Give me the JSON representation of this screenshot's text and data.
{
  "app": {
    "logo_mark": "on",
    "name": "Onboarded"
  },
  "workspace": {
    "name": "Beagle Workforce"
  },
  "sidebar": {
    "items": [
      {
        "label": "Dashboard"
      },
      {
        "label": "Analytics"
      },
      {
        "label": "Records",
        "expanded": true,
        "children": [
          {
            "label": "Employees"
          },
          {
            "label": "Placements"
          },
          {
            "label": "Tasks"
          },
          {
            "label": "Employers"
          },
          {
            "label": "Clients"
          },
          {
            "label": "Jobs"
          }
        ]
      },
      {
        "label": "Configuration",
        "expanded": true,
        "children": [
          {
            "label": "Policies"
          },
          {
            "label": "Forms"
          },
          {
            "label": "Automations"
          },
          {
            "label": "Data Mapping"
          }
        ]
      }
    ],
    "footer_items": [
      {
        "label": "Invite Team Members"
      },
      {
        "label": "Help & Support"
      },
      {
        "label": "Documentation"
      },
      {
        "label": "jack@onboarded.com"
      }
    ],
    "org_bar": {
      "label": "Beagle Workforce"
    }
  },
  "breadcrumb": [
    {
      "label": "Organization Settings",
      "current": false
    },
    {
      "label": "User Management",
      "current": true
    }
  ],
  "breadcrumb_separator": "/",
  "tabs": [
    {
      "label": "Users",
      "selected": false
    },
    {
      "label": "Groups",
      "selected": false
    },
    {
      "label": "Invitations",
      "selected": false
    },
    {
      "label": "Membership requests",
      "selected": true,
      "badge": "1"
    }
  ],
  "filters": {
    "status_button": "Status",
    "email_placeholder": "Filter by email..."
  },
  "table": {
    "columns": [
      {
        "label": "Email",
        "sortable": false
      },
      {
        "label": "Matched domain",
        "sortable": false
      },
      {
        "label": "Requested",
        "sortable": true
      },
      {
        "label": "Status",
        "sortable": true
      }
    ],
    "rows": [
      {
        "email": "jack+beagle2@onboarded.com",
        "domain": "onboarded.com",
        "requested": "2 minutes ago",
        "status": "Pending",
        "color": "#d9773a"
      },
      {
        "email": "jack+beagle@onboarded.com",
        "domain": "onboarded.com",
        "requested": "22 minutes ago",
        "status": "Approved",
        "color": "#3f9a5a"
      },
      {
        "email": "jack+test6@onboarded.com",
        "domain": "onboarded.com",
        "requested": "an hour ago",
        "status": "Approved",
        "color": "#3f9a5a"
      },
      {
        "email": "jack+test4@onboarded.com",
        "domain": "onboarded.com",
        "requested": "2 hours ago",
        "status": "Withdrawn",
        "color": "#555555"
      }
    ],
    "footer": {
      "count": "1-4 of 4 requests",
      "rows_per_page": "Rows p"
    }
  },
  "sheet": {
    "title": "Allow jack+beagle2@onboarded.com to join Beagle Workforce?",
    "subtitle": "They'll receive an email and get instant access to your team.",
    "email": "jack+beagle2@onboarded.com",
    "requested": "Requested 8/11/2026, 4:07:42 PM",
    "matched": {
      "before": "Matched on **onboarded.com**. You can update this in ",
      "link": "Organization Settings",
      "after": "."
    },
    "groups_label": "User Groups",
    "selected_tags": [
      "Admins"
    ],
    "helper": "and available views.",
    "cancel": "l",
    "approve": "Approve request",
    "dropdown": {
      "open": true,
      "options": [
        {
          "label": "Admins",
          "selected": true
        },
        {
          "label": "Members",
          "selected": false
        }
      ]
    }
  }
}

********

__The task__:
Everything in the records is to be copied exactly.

__Answer section__:
Give me the JSON representation of this screenshot's text and data.
{
  "app": {
    "logo_mark": "on",
    "name": "Onboarded"
  },
  "workspace": {
    "name": "Beagle Workforce"
  },
  "sidebar": {
    "items": [
      {
        "label": "Dashboard"
      },
      {
        "label": "Analytics"
      },
      {
        "label": "Records",
        "expanded": true,
        "children": [
          {
            "label": "Employees"
          },
          {
            "label": "Placements"
          },
          {
            "label": "Tasks"
          },
          {
            "label": "Employers"
          },
          {
            "label": "Clients"
          },
          {
            "label": "Jobs"
          }
        ]
      },
      {
        "label": "Configuration",
        "expanded": true,
        "children": [
          {
            "label": "Policies"
          },
          {
            "label": "Forms"
          },
          {
            "label": "Automations"
          },
          {
            "label": "Data Mapping"
          }
        ]
      }
    ],
    "footer_items": [
      {
        "label": "Invite Team Members"
      },
      {
        "label": "Help & Support"
      },
      {
        "label": "Documentation"
      },
      {
        "label": "jack@onboarded.com"
      }
    ],
    "org_bar": {
      "label": "Beagle Workforce"
    }
  },
  "breadcrumb": [
    {
      "label": "Organization Settings",
      "current": false
    },
    {
      "label": "User Management",
      "current": true
    }
  ],
  "breadcrumb_separator": "/",
  "tabs": [
    {
      "label": "Users",
      "selected": false
    },
    {
      "label": "Groups",
      "selected": false
    },
    {
      "label": "Invitations",
      "selected": false
    },
    {
      "label": "Membership requests",
      "selected": true,
      "badge": "1"
    }
  ],
  "filters": {
    "status_button": "Status",
    "email_placeholder": "Filter by email..."
  },
  "table": {
    "columns": [
      {
        "label": "Email",
        "sortable": false
      },
      {
        "label": "Matched domain",
        "sortable": false
      },
      {
        "label": "Requested",
        "sortable": true
      },
      {
        "label": "Status",
        "sortable": true
      }
    ],
    "rows": [
      {
        "email": "jack+beagle2@onboarded.com",
        "domain": "onboarded.com",
        "requested": "2 minutes ago",
        "status": "Pending",
        "color": "#d9773a"
      },
      {
        "email": "jack+beagle@onboarded.com",
        "domain": "onboarded.com",
        "requested": "22 minutes ago",
        "status": "Approved",
        "color": "#3f9a5a"
      },
      {
        "email": "jack+test6@onboarded.com",
        "domain": "onboarded.com",
        "requested": "an hour ago",
        "status": "Approved",
        "color": "#3f9a5a"
      },
      {
        "email": "jack+test4@onboarded.com",
        "domain": "onboarded.com",
        "requested": "2 hours ago",
        "status": "Withdrawn",
        "color": "#555555"
      }
    ],
    "footer": {
      "count": "1-4 of 4 requests",
      "rows_per_page": "Rows p"
    }
  },
  "sheet": {
    "title": "Allow jack+beagle2@onboarded.com to join Beagle Workforce?",
    "subtitle": "They'll receive an email and get instant access to your team.",
    "email": "jack+beagle2@onboarded.com",
    "requested": "Requested 8/11/2026, 4:07:42 PM",
    "matched": {
      "before": "Matched on **onboarded.com**. You can update this in ",
      "link": "Organization Settings",
      "after": "."
    },
    "groups_label": "User Groups",
    "selected_tags": [
      "Admins"
    ],
    "helper": "and available views.",
    "cancel": "l",
    "approve": "Approve request",
    "dropdown": {
      "open": true,
      "options": [
        {
          "label": "Admins",
          "selected": true
        },
        {
          "label": "Members",
          "selected": false
        }
      ]
    }
  }
}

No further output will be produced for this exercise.